John Deere, America's well known farm equipment company, has acquired a startup that uses AI to advance precision agriculture, hinting at potential goals of bringing AI-powered agricultural products.
The agricultural equipment manufacturer, which has been researching self-driving capabilities for its tractors, is shifting its focus towards artificial intelligence and its potential application in fields. The company has just announced an investment of $305m (£233m) to acquire Blue River Technologies, a startup that has been using machine learning and other high-end technologies in agriculture to cut down the use of resources.
Blue River makes a bunch of smart tools to advance farm management decisions from the "field level to the plant level," according to Jorge Heraud, co-founder, and CEO of the startup.
The company has made a crop-analysing software for drones, a bot for precise lettuce thinning, and an automatic weed-sprayer that uses machine learning and computer vision technologies to spray herbicide only on those plants that are infested with weeds — saving time and money.
Willy Pell, the director of new technology at Blue River, told Wired, that the system has already demonstrated promising results by reducing the use of herbicide by 90% — something that could be of great use for John Deere.
Deere could have some big plans in place to use artificial intelligence in its massive range of agricultural equipment including tractors. There's no official word from the giant on potential applications of the AI-driven tools, but John May, Chief Information Officer at the company says a "similar technology can be used in the future on a wider range of [their] products".
"As a leader in precision agriculture, John Deere recognizes the importance of technology to our customers," May said. "Machine learning is an important capability for Deere's future."
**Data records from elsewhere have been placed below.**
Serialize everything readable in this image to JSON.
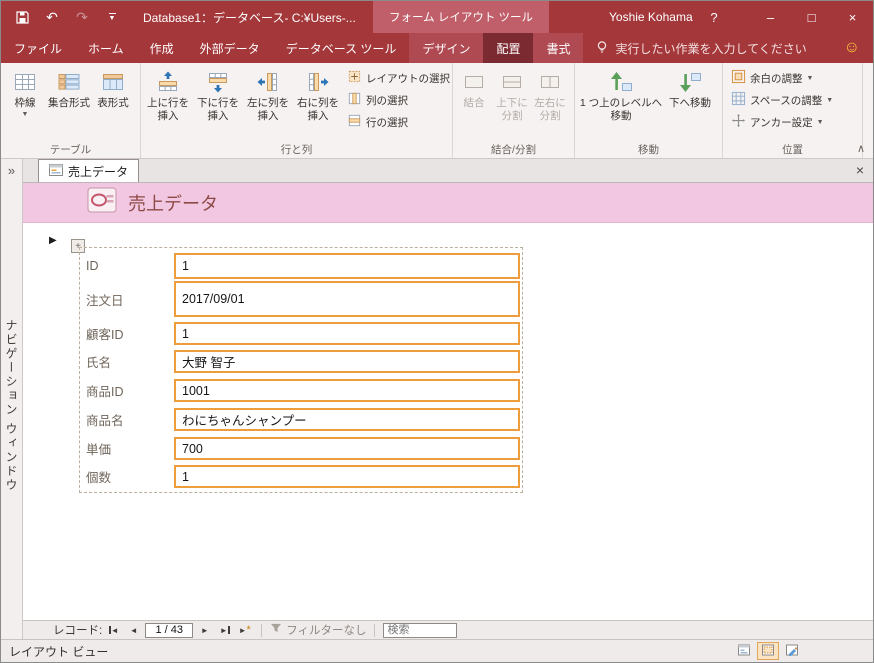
{
  "colors": {
    "titlebar": "#A4373A",
    "contextual_block": "#C05F6A",
    "selected_tab": "#7C2A31",
    "ribbon_bg": "#F6F2F2",
    "header_pink": "#F2C7E1",
    "selection_orange": "#EE9D3D",
    "disabled_text": "#B3ACA6"
  },
  "window": {
    "title": "Database1：データベース- C:¥Users-...",
    "contextual_title": "フォーム レイアウト ツール",
    "user": "Yoshie Kohama",
    "help": "?"
  },
  "glyphs": {
    "undo": "↶",
    "redo": "↷",
    "dropdown": "▼",
    "collapse_ribbon": "∧",
    "min": "–",
    "max": "□",
    "win_close": "×",
    "smiley": "☺",
    "nav_expand": "»",
    "doc_close": "×",
    "record_arrow": "▶",
    "prev": "◄",
    "next": "►",
    "new_star": "*",
    "handle_plus": "+"
  },
  "tabs": {
    "file": "ファイル",
    "home": "ホーム",
    "create": "作成",
    "external_data": "外部データ",
    "db_tools": "データベース ツール",
    "design": "デザイン",
    "arrange": "配置",
    "format": "書式",
    "tell_me": "実行したい作業を入力してください"
  },
  "ribbon": {
    "table": {
      "label": "テーブル",
      "gridlines": "枠線",
      "stacked": "集合形式",
      "tabular": "表形式"
    },
    "rows_cols": {
      "label": "行と列",
      "insert_above": "上に行を挿入",
      "insert_below": "下に行を挿入",
      "insert_left": "左に列を挿入",
      "insert_right": "右に列を挿入",
      "select_layout": "レイアウトの選択",
      "select_column": "列の選択",
      "select_row": "行の選択"
    },
    "merge_split": {
      "label": "結合/分割",
      "merge": "結合",
      "split_vertical": "上下に分割",
      "split_horizontal": "左右に分割"
    },
    "move": {
      "label": "移動",
      "move_up": "1 つ上のレベルへ移動",
      "move_down": "下へ移動"
    },
    "position": {
      "label": "位置",
      "margins": "余白の調整",
      "padding": "スペースの調整",
      "anchoring": "アンカー設定"
    }
  },
  "nav_pane": {
    "label": "ナビゲーション ウィンドウ"
  },
  "doc": {
    "tab": "売上データ",
    "header": "売上データ"
  },
  "fields": [
    {
      "label": "ID",
      "value": "1"
    },
    {
      "label": "注文日",
      "value": "2017/09/01"
    },
    {
      "label": "顧客ID",
      "value": "1"
    },
    {
      "label": "氏名",
      "value": "大野 智子"
    },
    {
      "label": "商品ID",
      "value": "1001"
    },
    {
      "label": "商品名",
      "value": "わにちゃんシャンプー"
    },
    {
      "label": "単価",
      "value": "700"
    },
    {
      "label": "個数",
      "value": "1"
    }
  ],
  "record_nav": {
    "label": "レコード:",
    "position": "1 / 43",
    "filter": "フィルターなし",
    "search": "検索"
  },
  "status": {
    "view": "レイアウト ビュー"
  }
}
This acquisition also underscores the possible application of machine learning capabilities into agriculture. Several companies are already using drones to collect data on crops for smarter farming.